December 2, 2020

8 things entrepreneurs must consider when writing a business plan

  • A thoughtful business plan can help startup founders navigate the many challenges of growing a business.
  • Business Insider spoke to business consultant Steve Wunker, an advisor to international giants and recent startups alike.
  • From his remarks, here are eight essential items founders should keep in mind as they craft a business plan.
  • Visit Business Insider’s homepage for more stories.

One of the first steps to launching a business is creating a written plan.

Whether it’s used to pitch investors or just as a roadmap for your team, the best plans are flexible and have weighed all the inherent risks. They’re also conservative and passionate at the same time.

For advice on how to create a strong business plan, Business Insider spoke to Steve Wunker, a managing director at New Markets Advisors, a consulting firm with clients ranging from international giants to recent startups.

Here are eight things founders should consider when preparing their plan.

Cash is king

Cash is the literal lifeblood of a business, and your plan should be clear about where its money comes from and where it goes.

For a brand new company, Wunker says revenue numbers are a “work of fiction,” while your expenses are very real.

“You really have to have a clear sense of what is an unavoidable cost versus what is a variable cost,” he said. “When you think about expenses, think not just about when they’re incurred but when the cash is going to have to come out of the bank.”

Pay special attention to risk

In addition to outlining the expected costs of business, Wunker says it’s critical to think through the many ways it could surprise you, especially if you’re hoping to use other people’s money to grow the company.

“Your initial iteration of the business shouldn’t attempt to be the business in miniature; rather it should focus on what are the key risks or uncertainties and reduce those as thoroughly, quickly, and cheaply as possible,” Wunker said. “That will give you and your financial backers the confidence to invest in feeling out the business.”

Balance passion with skepticism

As a founder you’ll have many different roles and responsibilities. As a team leader, it’s up to you to inspire others to work with you, invest in you, or buy your stuff.

On the flip side, Wunker says founders that have a healthy skepticism about the realities of their business are more able to anticipate potential challenges.

“Entrepreneurs have a very tough time doing that,” he said. “They have to be passionate otherwise they wouldn’t be starting up their idea.”

Get help from others with different experience and perspective

If you’re having a hard time taking off the rose-colored glasses, Wunker suggests that you “find cynical people to share your ideas with.”

As you gather and evaluate feedback, be sure to put things in balanced perspective.

“It doesn’t mean you shouldn’t do the business, but it means that you’ve really thought about everything that might go wrong and how you can mitigate the risks,” Wunker said.

Consider your audience

Your business plan has two primary readers: investors and yourself.

“If you’re trying to raise money then you’re going to need that for investors and to some extent the plan is a sales document. It’s got to be a balanced sales document, otherwise investors aren’t going to look at it creditably,” Wunker said.

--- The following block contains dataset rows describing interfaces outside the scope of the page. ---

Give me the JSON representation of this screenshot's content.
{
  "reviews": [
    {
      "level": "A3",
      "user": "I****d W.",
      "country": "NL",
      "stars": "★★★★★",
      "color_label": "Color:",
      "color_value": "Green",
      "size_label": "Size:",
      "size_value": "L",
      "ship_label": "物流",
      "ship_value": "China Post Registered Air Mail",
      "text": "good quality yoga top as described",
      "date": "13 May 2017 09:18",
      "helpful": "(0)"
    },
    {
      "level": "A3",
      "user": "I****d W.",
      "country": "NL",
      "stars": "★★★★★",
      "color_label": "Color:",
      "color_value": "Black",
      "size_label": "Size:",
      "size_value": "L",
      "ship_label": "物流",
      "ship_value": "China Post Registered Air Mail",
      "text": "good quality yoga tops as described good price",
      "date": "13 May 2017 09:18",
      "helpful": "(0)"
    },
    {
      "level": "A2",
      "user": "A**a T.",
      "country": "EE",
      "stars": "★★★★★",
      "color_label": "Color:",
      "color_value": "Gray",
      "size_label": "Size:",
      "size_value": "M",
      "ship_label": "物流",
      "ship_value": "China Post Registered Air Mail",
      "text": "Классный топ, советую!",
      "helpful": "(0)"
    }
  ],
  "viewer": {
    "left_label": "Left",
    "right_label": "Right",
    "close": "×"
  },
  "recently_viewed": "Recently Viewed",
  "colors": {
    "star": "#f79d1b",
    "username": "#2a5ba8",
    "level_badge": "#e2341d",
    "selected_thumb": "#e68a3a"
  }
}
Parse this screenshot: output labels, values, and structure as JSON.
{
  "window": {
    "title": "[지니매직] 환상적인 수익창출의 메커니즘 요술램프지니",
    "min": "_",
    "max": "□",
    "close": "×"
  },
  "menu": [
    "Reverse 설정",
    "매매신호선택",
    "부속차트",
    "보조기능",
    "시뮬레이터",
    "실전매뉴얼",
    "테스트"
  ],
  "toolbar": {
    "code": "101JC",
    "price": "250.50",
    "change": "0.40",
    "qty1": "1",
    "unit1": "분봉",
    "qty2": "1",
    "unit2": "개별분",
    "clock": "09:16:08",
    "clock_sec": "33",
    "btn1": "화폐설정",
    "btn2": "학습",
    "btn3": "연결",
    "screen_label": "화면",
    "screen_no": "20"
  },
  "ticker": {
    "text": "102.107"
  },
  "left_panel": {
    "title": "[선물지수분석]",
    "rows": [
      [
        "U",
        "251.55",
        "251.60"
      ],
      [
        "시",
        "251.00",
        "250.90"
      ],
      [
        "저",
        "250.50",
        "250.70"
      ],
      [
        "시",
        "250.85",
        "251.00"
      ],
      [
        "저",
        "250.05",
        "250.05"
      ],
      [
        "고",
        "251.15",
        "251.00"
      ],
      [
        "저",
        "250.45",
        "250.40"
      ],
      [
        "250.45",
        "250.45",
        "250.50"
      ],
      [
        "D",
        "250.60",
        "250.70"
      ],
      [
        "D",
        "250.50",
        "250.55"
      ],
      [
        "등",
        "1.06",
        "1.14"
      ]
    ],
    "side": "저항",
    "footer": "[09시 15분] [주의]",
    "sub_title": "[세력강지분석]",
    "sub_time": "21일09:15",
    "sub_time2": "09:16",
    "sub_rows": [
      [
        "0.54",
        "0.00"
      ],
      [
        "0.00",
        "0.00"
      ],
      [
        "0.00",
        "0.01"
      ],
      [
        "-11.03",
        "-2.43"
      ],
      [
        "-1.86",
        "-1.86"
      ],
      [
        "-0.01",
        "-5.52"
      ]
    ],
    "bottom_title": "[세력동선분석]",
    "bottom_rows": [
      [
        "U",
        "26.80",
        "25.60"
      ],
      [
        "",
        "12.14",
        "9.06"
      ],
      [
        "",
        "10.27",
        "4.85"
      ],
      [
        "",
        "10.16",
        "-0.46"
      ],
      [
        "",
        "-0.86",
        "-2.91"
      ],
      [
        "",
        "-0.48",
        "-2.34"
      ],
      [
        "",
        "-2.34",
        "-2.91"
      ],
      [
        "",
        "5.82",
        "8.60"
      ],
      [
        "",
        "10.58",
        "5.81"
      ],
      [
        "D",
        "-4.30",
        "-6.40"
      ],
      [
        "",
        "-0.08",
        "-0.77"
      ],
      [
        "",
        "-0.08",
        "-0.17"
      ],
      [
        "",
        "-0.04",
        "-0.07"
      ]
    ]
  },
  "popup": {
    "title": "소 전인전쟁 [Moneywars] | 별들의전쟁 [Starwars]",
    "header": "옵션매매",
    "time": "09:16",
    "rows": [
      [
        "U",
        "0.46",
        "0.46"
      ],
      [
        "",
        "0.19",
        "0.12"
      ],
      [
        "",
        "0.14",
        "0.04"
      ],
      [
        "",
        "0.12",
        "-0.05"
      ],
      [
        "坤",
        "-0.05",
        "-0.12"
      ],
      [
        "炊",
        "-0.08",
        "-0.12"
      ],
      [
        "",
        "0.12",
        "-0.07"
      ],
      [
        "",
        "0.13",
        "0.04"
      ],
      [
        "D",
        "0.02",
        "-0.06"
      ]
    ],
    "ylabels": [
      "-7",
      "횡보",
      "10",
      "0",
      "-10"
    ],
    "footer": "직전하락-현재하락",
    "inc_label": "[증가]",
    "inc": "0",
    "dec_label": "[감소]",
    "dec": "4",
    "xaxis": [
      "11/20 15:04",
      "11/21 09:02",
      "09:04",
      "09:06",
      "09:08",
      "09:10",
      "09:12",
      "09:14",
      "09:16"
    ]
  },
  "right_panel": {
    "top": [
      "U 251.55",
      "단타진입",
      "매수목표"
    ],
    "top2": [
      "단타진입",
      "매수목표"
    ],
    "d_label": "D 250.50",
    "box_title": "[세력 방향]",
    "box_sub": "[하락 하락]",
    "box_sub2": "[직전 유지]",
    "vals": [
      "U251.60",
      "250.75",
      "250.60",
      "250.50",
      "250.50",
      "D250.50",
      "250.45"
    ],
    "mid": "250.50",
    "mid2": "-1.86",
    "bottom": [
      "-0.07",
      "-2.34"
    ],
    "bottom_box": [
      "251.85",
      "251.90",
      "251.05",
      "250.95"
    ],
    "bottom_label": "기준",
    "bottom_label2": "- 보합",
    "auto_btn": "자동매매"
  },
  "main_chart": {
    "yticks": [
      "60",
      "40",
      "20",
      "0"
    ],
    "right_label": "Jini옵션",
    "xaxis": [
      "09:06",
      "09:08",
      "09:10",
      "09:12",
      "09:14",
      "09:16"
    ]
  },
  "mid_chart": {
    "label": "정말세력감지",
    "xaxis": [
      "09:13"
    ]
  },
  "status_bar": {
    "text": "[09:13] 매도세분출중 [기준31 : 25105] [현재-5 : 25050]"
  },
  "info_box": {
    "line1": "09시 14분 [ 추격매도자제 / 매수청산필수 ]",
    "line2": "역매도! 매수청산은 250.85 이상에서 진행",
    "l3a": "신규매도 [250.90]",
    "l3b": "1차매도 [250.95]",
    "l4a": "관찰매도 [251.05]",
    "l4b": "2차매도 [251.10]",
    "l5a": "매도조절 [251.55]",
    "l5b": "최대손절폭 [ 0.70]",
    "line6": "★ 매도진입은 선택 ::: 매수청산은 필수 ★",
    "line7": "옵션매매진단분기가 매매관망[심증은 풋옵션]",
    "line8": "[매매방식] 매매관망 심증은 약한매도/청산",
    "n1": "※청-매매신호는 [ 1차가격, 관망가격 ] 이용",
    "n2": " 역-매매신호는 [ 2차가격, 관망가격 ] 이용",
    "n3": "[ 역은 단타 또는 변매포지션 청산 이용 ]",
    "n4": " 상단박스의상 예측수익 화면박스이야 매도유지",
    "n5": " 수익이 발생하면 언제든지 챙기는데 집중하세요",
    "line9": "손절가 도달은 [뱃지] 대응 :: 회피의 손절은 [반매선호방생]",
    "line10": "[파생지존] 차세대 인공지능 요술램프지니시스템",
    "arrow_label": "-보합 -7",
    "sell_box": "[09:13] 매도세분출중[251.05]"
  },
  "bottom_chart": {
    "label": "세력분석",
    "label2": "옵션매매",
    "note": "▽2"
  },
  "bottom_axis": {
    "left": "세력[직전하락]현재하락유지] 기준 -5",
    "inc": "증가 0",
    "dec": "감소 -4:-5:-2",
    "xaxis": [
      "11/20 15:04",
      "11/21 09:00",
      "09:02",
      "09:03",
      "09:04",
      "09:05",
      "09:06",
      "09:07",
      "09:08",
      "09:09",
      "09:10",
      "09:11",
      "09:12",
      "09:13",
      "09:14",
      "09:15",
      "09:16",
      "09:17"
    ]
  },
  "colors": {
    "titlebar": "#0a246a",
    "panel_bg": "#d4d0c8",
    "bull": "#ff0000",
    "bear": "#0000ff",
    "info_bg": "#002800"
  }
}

If you don’t need outside funding, the document can simply serve as a reminder of the goals and strategies that guide your company through a competitive marketplace.

Envision your ideal customer

Regardless of how spectacular your product or service is in theory, your business won’t go far unless it offers something useful to people in the real world.

“Most entrepreneurs start with the answer, not with the problem, and they ignore innovation opportunities that way,” Wunker said.

Wunker recommends thinking outside of established categories or silos and imagining new solutions that help people live and work better.

“Think about it from the customer’s standpoint,” he said. “What is the person trying to get done, how might you help with that, and what is the full range of competition?”

Understand your competition

Taking the customer’s perspective will allow you to look across the existing categories and identify where their needs are not being met. That is where the opportunity — and the competition — is.

In many cases, Wunker says customers use solutions from a range of categories, like video games or miniature golf, to satisfy a more central need, like weekend entertainment.

Thinking like a customer shows you who your company is really competing against.

Base your revenue model on necessity, not wishful thinking

Every startup boasts the same hockey-stick revenue projection, and savvy investors are unlikely to be swayed by such unfounded claims.

Still, there is a place for revenue projections that ties directly to the King Cash principle mentioned earlier.

“If your threshold for making the business happen is that it has to bring in a million dollars in revenue, for instance, then ask yourself what you would have to believe about pricing and market penetration and other factors, to get you to a million dollars of revenue,” Wunker said.

This approach to revenue forecasts will give you a much more useful number to evaluate your business and leave the fiction writing to other authors.

 

Carolyn Cutrone contributed to an earlier version of this article.

Source Article